And you are simply displaying you do not know the electronics industry at all. All drivers are written for a generic series of devices, any driver not written in this fashion is a waste of developer time and generally quite crappy. (See all those WiFi drivers from 10 years ago.) This is especially the case considering we often modify devices once they're in production, so we need to support several versions with a single driver that supports all. By writing it in a manner that its willing to work with almost anything that fits the specs you save yourself, and above all the user, quite some trouble. And if you have a particularity well working driver it'll be adopted as the de-facto standard. Do you think those Microsoft HID drivers started out in their current shape and form? The nice parts I'm referring to started out as support for Microsoft's own hardware line, they never complained about people using those for a wide variety of reasons. The main reason being that by turning your driver into the standard you gain quite some market leverage, you are the only one capable of signing the new versions of it. So if the functionality needs to be extended you are the only instance capable of doing it while maintaining good support for the older devices.
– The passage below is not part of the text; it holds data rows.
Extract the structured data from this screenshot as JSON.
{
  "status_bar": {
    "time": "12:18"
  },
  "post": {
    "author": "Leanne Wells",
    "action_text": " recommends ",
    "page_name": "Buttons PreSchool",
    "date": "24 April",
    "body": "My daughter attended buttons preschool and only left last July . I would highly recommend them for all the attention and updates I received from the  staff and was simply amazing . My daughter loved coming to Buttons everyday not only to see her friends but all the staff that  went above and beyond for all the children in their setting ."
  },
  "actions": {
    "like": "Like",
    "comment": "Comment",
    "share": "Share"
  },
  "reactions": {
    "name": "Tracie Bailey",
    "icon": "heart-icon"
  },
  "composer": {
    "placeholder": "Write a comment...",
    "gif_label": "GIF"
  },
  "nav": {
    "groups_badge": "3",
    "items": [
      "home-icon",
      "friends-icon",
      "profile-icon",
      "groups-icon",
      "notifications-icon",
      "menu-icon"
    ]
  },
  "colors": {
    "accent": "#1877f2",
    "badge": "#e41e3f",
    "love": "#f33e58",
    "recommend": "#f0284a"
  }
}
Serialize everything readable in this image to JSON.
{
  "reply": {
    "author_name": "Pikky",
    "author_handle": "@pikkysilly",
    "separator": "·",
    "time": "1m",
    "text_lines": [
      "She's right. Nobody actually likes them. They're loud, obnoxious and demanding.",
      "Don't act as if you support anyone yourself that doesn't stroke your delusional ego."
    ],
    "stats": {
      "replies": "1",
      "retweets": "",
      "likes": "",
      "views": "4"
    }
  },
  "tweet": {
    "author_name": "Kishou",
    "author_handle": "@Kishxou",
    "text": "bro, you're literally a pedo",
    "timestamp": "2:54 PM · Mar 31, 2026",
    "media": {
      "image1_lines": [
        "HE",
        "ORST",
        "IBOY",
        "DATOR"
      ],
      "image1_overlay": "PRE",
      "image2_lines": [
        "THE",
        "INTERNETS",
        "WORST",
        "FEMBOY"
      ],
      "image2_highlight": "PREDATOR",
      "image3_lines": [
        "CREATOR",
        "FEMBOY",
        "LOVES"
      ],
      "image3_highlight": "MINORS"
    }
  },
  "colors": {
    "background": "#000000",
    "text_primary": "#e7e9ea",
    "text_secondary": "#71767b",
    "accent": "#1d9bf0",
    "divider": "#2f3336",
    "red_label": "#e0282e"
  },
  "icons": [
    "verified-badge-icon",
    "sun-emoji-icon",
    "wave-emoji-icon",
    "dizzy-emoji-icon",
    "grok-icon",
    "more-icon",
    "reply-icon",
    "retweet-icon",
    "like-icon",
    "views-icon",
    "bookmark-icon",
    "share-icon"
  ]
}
So no, these drivers aren't specific to a device made by a specific manufacturer. They are specific to a particular hardware-software interface that anybody can freely imitate that infact became the de-facto standard for USB-Serial interfaces. Now if they had stopped at detecting and just saying "sorry, can't work with this" they might have gotten off just fine depending on the jurisdiction, but they went ahead and actively bricked devices. And calling this freeloading is hardly the case, or do we forget that FTDI is "freeloading" on multiple other semi-conductor companies by providing default implementations of their chip-to-chip communication interfaces? If you're going to approach the electronics industry with this mentality you're going to get sued out of existence as a company within years.
This is not an update, this is a very specific modification to damage and disable equipment. There is a very large difference between the two from a legal point of view. So no, they f-ed up and now they have to pay for it.